• [Prompt]
Take the entries below and reproduce them word for word.
════════
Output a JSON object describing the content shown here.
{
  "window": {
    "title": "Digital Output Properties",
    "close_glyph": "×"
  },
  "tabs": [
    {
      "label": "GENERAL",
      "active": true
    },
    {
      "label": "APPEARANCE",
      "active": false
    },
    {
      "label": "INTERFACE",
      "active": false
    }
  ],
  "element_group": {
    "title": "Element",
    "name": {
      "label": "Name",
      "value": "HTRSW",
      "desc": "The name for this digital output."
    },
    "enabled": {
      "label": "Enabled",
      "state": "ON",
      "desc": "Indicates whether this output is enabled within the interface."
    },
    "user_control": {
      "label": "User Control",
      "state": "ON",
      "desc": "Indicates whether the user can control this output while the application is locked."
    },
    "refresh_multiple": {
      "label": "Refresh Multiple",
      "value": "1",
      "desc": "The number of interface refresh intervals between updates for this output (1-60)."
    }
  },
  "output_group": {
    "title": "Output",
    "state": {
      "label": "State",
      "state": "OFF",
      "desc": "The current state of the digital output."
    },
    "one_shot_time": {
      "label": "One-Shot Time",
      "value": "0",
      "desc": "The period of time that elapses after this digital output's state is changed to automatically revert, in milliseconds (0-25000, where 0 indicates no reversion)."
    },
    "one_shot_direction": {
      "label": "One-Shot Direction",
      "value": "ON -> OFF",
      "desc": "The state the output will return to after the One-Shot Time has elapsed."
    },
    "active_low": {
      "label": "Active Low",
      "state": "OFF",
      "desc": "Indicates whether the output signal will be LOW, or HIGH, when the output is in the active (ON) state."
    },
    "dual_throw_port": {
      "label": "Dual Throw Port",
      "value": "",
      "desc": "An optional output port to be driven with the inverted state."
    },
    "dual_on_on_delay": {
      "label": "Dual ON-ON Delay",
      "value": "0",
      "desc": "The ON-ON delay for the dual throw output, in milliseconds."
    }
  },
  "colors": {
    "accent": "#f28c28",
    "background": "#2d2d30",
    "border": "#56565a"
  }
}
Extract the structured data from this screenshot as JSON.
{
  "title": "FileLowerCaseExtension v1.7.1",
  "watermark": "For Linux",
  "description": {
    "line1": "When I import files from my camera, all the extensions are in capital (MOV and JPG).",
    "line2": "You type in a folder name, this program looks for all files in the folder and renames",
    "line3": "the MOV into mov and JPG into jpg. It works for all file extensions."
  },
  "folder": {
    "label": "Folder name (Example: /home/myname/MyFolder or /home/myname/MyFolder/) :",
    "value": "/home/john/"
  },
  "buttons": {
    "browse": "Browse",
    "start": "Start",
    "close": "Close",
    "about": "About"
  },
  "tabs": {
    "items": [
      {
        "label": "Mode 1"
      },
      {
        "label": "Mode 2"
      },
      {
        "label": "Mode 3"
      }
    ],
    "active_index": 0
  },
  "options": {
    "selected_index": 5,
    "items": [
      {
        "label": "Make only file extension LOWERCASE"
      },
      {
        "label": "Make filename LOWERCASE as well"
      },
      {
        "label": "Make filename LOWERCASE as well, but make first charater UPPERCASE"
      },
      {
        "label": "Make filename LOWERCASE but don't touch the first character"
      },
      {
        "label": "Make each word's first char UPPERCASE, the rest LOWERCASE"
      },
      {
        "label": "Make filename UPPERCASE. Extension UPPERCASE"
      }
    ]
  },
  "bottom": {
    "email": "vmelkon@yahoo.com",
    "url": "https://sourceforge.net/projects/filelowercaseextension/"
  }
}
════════
• [Exercise response]
Output a JSON object describing the content shown here.
{
  "window": {
    "title": "Digital Output Properties",
    "close_glyph": "×"
  },
  "tabs": [
    {
      "label": "GENERAL",
      "active": true
    },
    {
      "label": "APPEARANCE",
      "active": false
    },
    {
      "label": "INTERFACE",
      "active": false
    }
  ],
  "element_group": {
    "title": "Element",
    "name": {
      "label": "Name",
      "value": "HTRSW",
      "desc": "The name for this digital output."
    },
    "enabled": {
      "label": "Enabled",
      "state": "ON",
      "desc": "Indicates whether this output is enabled within the interface."
    },
    "user_control": {
      "label": "User Control",
      "state": "ON",
      "desc": "Indicates whether the user can control this output while the application is locked."
    },
    "refresh_multiple": {
      "label": "Refresh Multiple",
      "value": "1",
      "desc": "The number of interface refresh intervals between updates for this output (1-60)."
    }
  },
  "output_group": {
    "title": "Output",
    "state": {
      "label": "State",
      "state": "OFF",
      "desc": "The current state of the digital output."
    },
    "one_shot_time": {
      "label": "One-Shot Time",
      "value": "0",
      "desc": "The period of time that elapses after this digital output's state is changed to automatically revert, in milliseconds (0-25000, where 0 indicates no reversion)."
    },
    "one_shot_direction": {
      "label": "One-Shot Direction",
      "value": "ON -> OFF",
      "desc": "The state the output will return to after the One-Shot Time has elapsed."
    },
    "active_low": {
      "label": "Active Low",
      "state": "OFF",
      "desc": "Indicates whether the output signal will be LOW, or HIGH, when the output is in the active (ON) state."
    },
    "dual_throw_port": {
      "label": "Dual Throw Port",
      "value": "",
      "desc": "An optional output port to be driven with the inverted state."
    },
    "dual_on_on_delay": {
      "label": "Dual ON-ON Delay",
      "value": "0",
      "desc": "The ON-ON delay for the dual throw output, in milliseconds."
    }
  },
  "colors": {
    "accent": "#f28c28",
    "background": "#2d2d30",
    "border": "#56565a"
  }
}
Extract the structured data from this screenshot as JSON.
{
  "title": "FileLowerCaseExtension v1.7.1",
  "watermark": "For Linux",
  "description": {
    "line1": "When I import files from my camera, all the extensions are in capital (MOV and JPG).",
    "line2": "You type in a folder name, this program looks for all files in the folder and renames",
    "line3": "the MOV into mov and JPG into jpg. It works for all file extensions."
  },
  "folder": {
    "label": "Folder name (Example: /home/myname/MyFolder or /home/myname/MyFolder/) :",
    "value": "/home/john/"
  },
  "buttons": {
    "browse": "Browse",
    "start": "Start",
    "close": "Close",
    "about": "About"
  },
  "tabs": {
    "items": [
      {
        "label": "Mode 1"
      },
      {
        "label": "Mode 2"
      },
      {
        "label": "Mode 3"
      }
    ],
    "active_index": 0
  },
  "options": {
    "selected_index": 5,
    "items": [
      {
        "label": "Make only file extension LOWERCASE"
      },
      {
        "label": "Make filename LOWERCASE as well"
      },
      {
        "label": "Make filename LOWERCASE as well, but make first charater UPPERCASE"
      },
      {
        "label": "Make filename LOWERCASE but don't touch the first character"
      },
      {
        "label": "Make each word's first char UPPERCASE, the rest LOWERCASE"
      },
      {
        "label": "Make filename UPPERCASE. Extension UPPERCASE"
      }
    ]
  },
  "bottom": {
    "email": "vmelkon@yahoo.com",
    "url": "https://sourceforge.net/projects/filelowercaseextension/"
  }
}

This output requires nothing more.